YOUR GOAL: Work out how many lines in these entries include the string "bling", and give only that figure.

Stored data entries

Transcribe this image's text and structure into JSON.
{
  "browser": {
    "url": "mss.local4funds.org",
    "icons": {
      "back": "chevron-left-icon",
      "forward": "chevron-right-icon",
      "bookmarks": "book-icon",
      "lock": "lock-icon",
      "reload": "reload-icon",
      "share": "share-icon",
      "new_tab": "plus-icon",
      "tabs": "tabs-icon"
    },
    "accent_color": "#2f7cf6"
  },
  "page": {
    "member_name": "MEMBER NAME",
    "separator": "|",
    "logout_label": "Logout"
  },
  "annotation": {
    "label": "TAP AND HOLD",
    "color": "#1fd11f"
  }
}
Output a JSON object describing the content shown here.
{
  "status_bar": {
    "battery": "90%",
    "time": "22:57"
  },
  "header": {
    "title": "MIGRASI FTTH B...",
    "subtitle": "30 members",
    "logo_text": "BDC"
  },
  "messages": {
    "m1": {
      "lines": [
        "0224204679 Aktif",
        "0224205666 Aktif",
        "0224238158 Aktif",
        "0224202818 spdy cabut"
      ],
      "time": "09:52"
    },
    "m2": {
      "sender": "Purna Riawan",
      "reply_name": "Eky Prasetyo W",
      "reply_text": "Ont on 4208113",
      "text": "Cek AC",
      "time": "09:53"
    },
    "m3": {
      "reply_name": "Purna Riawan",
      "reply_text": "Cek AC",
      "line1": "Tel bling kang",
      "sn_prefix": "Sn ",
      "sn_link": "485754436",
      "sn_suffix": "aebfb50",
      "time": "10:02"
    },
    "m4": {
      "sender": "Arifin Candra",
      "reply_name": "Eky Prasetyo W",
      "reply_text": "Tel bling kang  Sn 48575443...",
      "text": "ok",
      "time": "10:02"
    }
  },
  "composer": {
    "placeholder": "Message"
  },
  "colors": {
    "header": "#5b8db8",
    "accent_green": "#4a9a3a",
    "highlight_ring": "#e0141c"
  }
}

OUTPUT FOR THIS TASK: 2